(Collected data entries)
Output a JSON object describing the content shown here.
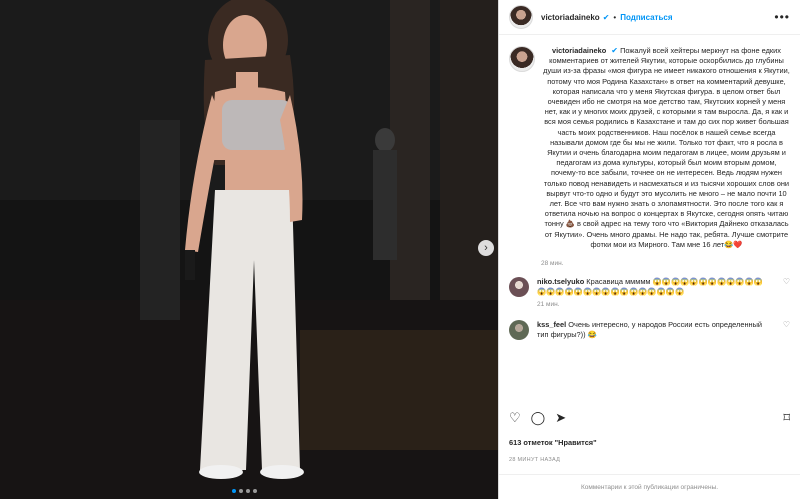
{
  "post": {
    "username": "victoriadaineko",
    "follow_label": "Подписаться",
    "more_label": "•••",
    "next_label": "›",
    "verified_label": "✔",
    "caption": "Пожалуй всей хейтеры меркнут на фоне едких комментариев от жителей Якутии, которые оскорбились до глубины души из-за фразы «моя фигура не имеет никакого отношения к Якутии, потому что моя Родина Казахстан» в ответ на комментарий девушке, которая написала что у меня Якутская фигура. в целом ответ был очевиден ибо не смотря на мое детство там, Якутских корней у меня нет, как и у многих моих друзей, с которыми я там выросла. Да, я как и вся моя семья родились в Казахстане и там до сих пор живет большая часть моих родственников. Наш посёлок в нашей семье всегда называли домом где бы мы не жили. Только тот факт, что я росла в Якутии и очень благодарна моим педагогам в лицее, моим друзьям и педагогам из дома культуры, который был моим вторым домом, почему-то все забыли, точнее он не интересен. Ведь людям нужен только повод ненавидеть и насмехаться и из тысячи хороших слов они вырвут что-то одно и будут это мусолить не много – не мало почти 10 лет. Все что вам нужно знать о злопамятности. Это после того как я ответила ночью на вопрос о концертах в Якутске, сегодня опять читаю тонну 💩 в свой адрес на тему того что «Виктория Дайнеко отказалась от Якутии». Очень много драмы. Не надо так, ребята. Лучше смотрите фотки мои из Мирного. Там мне 16 лет😂❤️",
    "caption_time": "28 мин.",
    "comments": [
      {
        "user": "niko.tselyuko",
        "text": "Красавица ммммм 😱😱😱😱😱😱😱😱😱😱😱😱😱😱😱😱😱😱😱😱😱😱😱😱😱😱😱😱",
        "time": "21 мин."
      },
      {
        "user": "kss_feel",
        "text": "Очень интересно, у народов России есть определенный тип фигуры?)) 😂",
        "time": ""
      }
    ],
    "likes_count": "613",
    "likes_label": "отметок \"Нравится\"",
    "date": "28 МИНУТ НАЗАД",
    "footer": "Комментарии к этой публикации ограничены."
  }
}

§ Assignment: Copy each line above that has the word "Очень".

§ Written response:
    "caption": "Пожалуй всей хейтеры меркнут на фоне едких комментариев от жителей Якутии, которые оскорбились до глубины души из-за фразы «моя фигура не имеет никакого отношения к Якутии, потому что моя Родина Казахстан» в ответ на комментарий девушке, которая написала что у меня Якутская фигура. в целом ответ был очевиден ибо не смотря на мое детство там, Якутских корней у меня нет, как и у многих моих друзей, с которыми я там выросла. Да, я как и вся моя семья родились в Казахстане и там до сих пор живет большая часть моих родственников. Наш посёлок в нашей семье всегда называли домом где бы мы не жили. Только тот факт, что я росла в Якутии и очень благодарна моим педагогам в лицее, моим друзьям и педагогам из дома культуры, который был моим вторым домом, почему-то все забыли, точнее он не интересен. Ведь людям нужен только повод ненавидеть и насмехаться и из тысячи хороших слов они вырвут что-то одно и будут это мусолить не много – не мало почти 10 лет. Все что вам нужно знать о злопамятности. Это после того как я ответила ночью на вопрос о концертах в Якутске, сегодня опять читаю тонну 💩 в свой адрес на тему того что «Виктория Дайнеко отказалась от Якутии». Очень много драмы. Не надо так, ребята. Лучше смотрите фотки мои из Мирного. Там мне 16 лет😂❤️",
        "text": "Очень интересно, у народов России есть определенный тип фигуры?)) 😂",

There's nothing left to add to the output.